Getting boys to read has become a mission of author Jon Scieszka (pronounced SHESS-ka). Scieszka, who wrote “The Stinky Cheese Man and Other Fairly Stupid Tales,” noticed boys’ reluctance to read at an early age.
“I had some brothers who didn’t like reading so much,” he told the crowd at last fall’s National Book Festival on the Mall. “Having grown up with a bunch of brothers, I realize that boys read in a different way. . . . They just might like different things.”
Scieszka started a program called Guys Read (www.guysread.com), which encourages boys to read. Following Scieszka’s example, KidsPost has found some recent books that boys might enjoy.
Edited by Jon Scieszka, ages 8 to 12, 331 pages.
The guy behind Guys Read has assembled a series of short stories to expose boys to a variety of authors. Themes of earlier books have included humor, suspense and sports. The latest — a collection of fantasy and science fiction tales — features Rick Riordan, Eric Nylund, Kenneth Oppel and several other popular authors. The last is a story by sci-fi pioneer Ray Bradbury, a writer who inspired Scieszka himself to read.
By Kitson Jazynka, ages 8 to 12, 141 pages.
Outdoor adventures are the attraction in a series about boys who meet at a summer camp. The second book, by KidsPost contributor Jazynka, focuses on Nate, who is afraid to tell his camp buddies that he’s fascinated by birds. He’s also afraid to admit his fear of horses. Will he be able to handle an overnight trip on horseback? The book celebrates friendships formed while exploring the woods, staying up late and taking as few showers as possible.
By Kevin Henkes, ages 8 to 12,
Billy is worried. The second-grader fell on his head just before school started. The doctor said he was fine, but Billy has a lump as a reminder of the incident. His mother is concerned, and so is Billy. It doesn’t help that a girl in his class calls him “dumb.” As Billy’s lump disappears, he has other worries: dioramas, a pesky little sister, a frustrated-artist dad and a poetry contest. How could this be, as his dad had promised, the Year of Billy Miller?
By Patti Wheeler and Keith Hemstreet, ages 9 to 12. 192 pages.

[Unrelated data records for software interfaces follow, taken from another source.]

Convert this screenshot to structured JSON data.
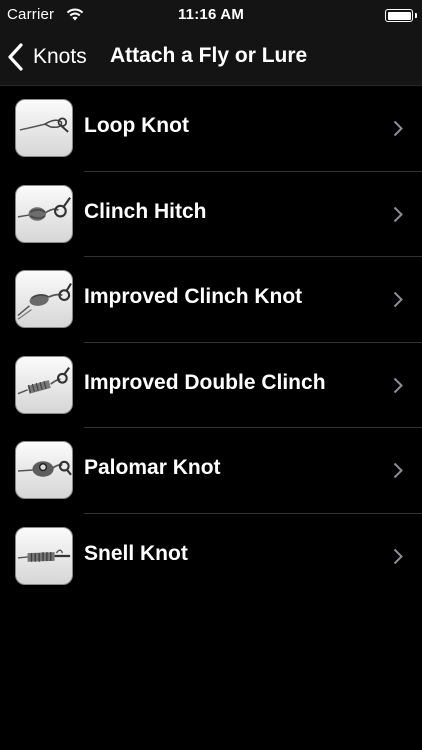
{
  "status_bar": {
    "carrier": "Carrier",
    "time": "11:16 AM"
  },
  "nav": {
    "back_label": "Knots",
    "title": "Attach a Fly or Lure"
  },
  "items": [
    {
      "label": "Loop Knot",
      "icon": "loop-knot-icon"
    },
    {
      "label": "Clinch Hitch",
      "icon": "clinch-hitch-icon"
    },
    {
      "label": "Improved Clinch Knot",
      "icon": "improved-clinch-knot-icon"
    },
    {
      "label": "Improved Double Clinch",
      "icon": "improved-double-clinch-icon"
    },
    {
      "label": "Palomar Knot",
      "icon": "palomar-knot-icon"
    },
    {
      "label": "Snell Knot",
      "icon": "snell-knot-icon"
    }
  ],
  "colors": {
    "background": "#000000",
    "bar": "#141414",
    "separator": "#333333",
    "text": "#ffffff",
    "chevron": "#8e8e93"
  }
}
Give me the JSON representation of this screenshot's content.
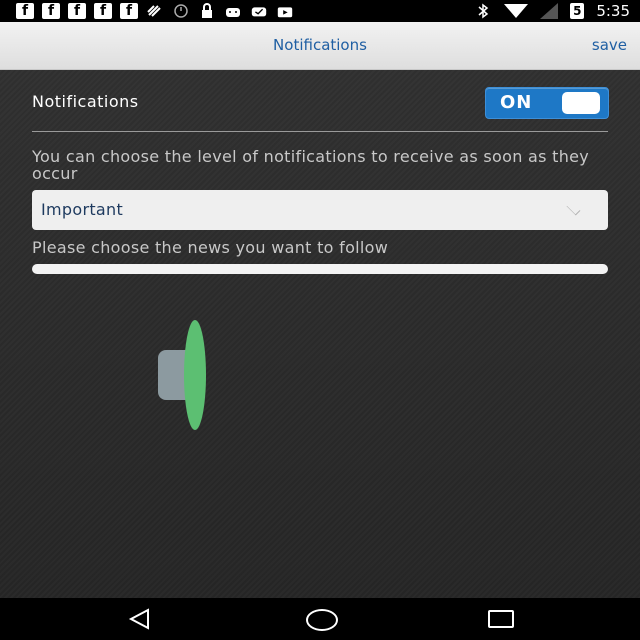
{
  "status_bar": {
    "time": "5:35",
    "battery_glyph": "5",
    "facebook_glyph": "f",
    "notification_icons": [
      "facebook-icon",
      "facebook-icon",
      "facebook-icon",
      "facebook-icon",
      "facebook-icon",
      "satellite-icon",
      "clock-icon",
      "lock-icon",
      "android-icon",
      "cloud-check-icon",
      "play-store-icon"
    ],
    "system_icons": [
      "bluetooth-icon",
      "wifi-icon",
      "signal-icon",
      "battery-icon"
    ]
  },
  "topbar": {
    "title": "Notifications",
    "save_label": "save"
  },
  "settings": {
    "notifications_label": "Notifications",
    "toggle_label": "ON",
    "toggle_state": true,
    "description": "You can choose the level of notifications to receive as soon as they occur",
    "level_selected": "Important",
    "news_prompt": "Please choose the news you want to follow"
  },
  "colors": {
    "accent": "#1e78c6",
    "title_blue": "#1f5fa3",
    "spinner_green": "#5cbf72"
  },
  "navbar": {
    "icons": [
      "back-icon",
      "home-icon",
      "recent-apps-icon"
    ]
  }
}
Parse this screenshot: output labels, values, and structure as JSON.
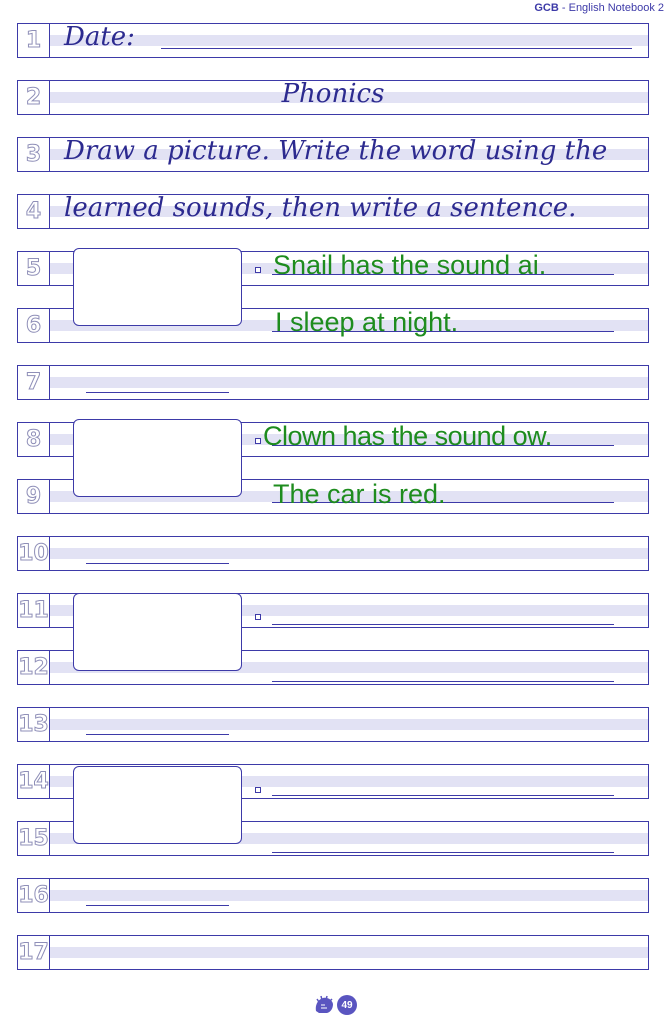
{
  "header": {
    "brand": "GCB",
    "subtitle": " - English Notebook 2"
  },
  "rows": [
    "1",
    "2",
    "3",
    "4",
    "5",
    "6",
    "7",
    "8",
    "9",
    "10",
    "11",
    "12",
    "13",
    "14",
    "15",
    "16",
    "17"
  ],
  "text": {
    "date_label": "Date:",
    "title": "Phonics",
    "instruction1": "Draw a picture. Write the word using the",
    "instruction2": "learned sounds, then write a sentence."
  },
  "answers": {
    "a1": "Snail has the sound ai.",
    "a2": "I sleep at night.",
    "a3": "Clown has the sound ow.",
    "a4": "The car is red."
  },
  "footer": {
    "page_number": "49"
  },
  "colors": {
    "ink": "#3d3aa8",
    "band": "#e2e2f4",
    "answer": "#1e8c1e"
  }
}
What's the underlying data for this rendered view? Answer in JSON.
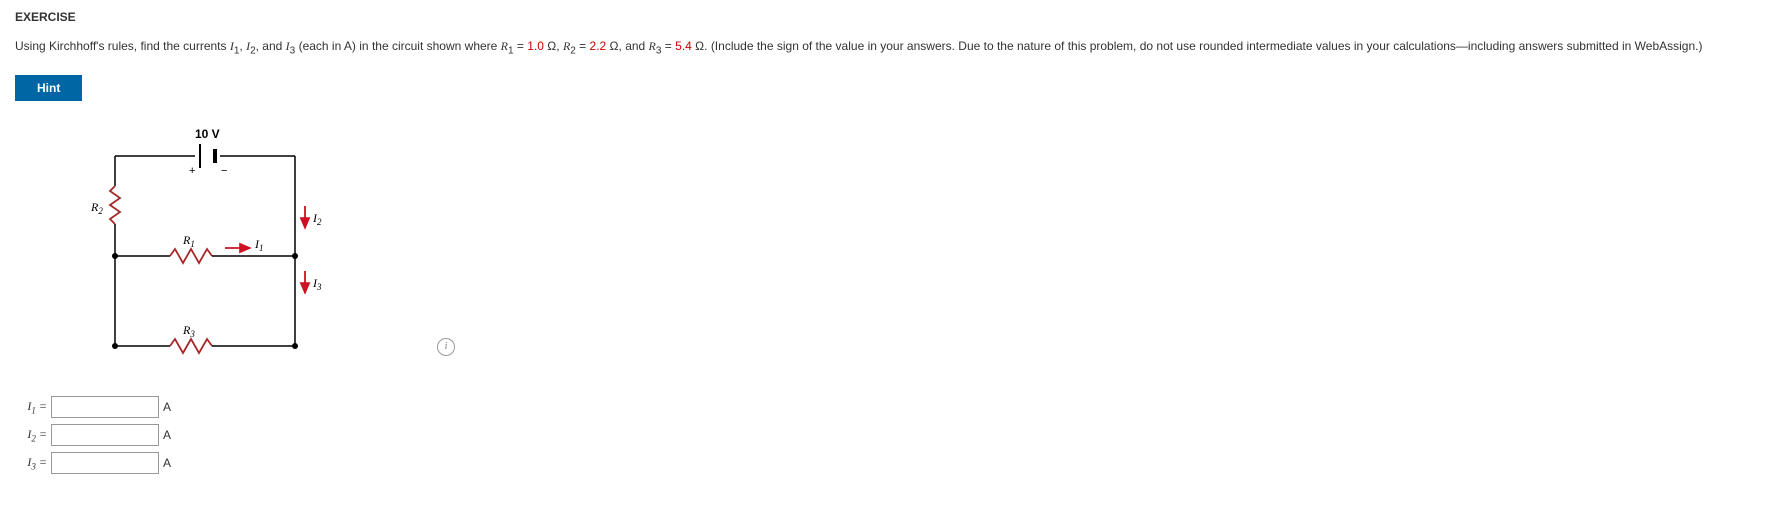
{
  "heading": "EXERCISE",
  "problem": {
    "pre": "Using Kirchhoff's rules, find the currents ",
    "i1": "I",
    "i1sub": "1",
    "c1": ", ",
    "i2": "I",
    "i2sub": "2",
    "c2": ", and ",
    "i3": "I",
    "i3sub": "3",
    "mid": " (each in A) in the circuit shown where ",
    "r1": "R",
    "r1sub": "1",
    "eq1": " = ",
    "r1val": "1.0",
    "r1unit": " Ω, ",
    "r2": "R",
    "r2sub": "2",
    "eq2": " = ",
    "r2val": "2.2",
    "r2unit": " Ω, and ",
    "r3": "R",
    "r3sub": "3",
    "eq3": " = ",
    "r3val": "5.4",
    "r3unit": " Ω. ",
    "post": "(Include the sign of the value in your answers. Due to the nature of this problem, do not use rounded intermediate values in your calculations—including answers submitted in WebAssign.)"
  },
  "hint_label": "Hint",
  "circuit": {
    "voltage": "10 V",
    "R1": "R",
    "R1sub": "1",
    "R2": "R",
    "R2sub": "2",
    "R3": "R",
    "R3sub": "3",
    "I1": "I",
    "I1sub": "1",
    "I2": "I",
    "I2sub": "2",
    "I3": "I",
    "I3sub": "3",
    "chart_data": {
      "type": "circuit",
      "voltage_source_V": 10,
      "resistors_ohm": {
        "R1": 1.0,
        "R2": 2.2,
        "R3": 5.4
      },
      "unknown_currents": [
        "I1",
        "I2",
        "I3"
      ]
    }
  },
  "answers": {
    "row1": {
      "sym": "I",
      "sub": "1",
      "eq": " = ",
      "unit": "A"
    },
    "row2": {
      "sym": "I",
      "sub": "2",
      "eq": " = ",
      "unit": "A"
    },
    "row3": {
      "sym": "I",
      "sub": "3",
      "eq": " = ",
      "unit": "A"
    }
  },
  "info_icon": "i"
}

Real-life twins Gannon and Wyatt inspired a fictional travel adventure series that started with visits to Bot-swana in Africa and a Canadian rain forest. The third installment takes the teens to Egypt for a fellowship with an archaeologist who is looking for Cleopatra’s lost tomb. It’s no easy task, especially with booby traps and grave robbers in their way. The boys, who take turns narrating the story, learn about ancient and modern Egypt while continually teasing each other.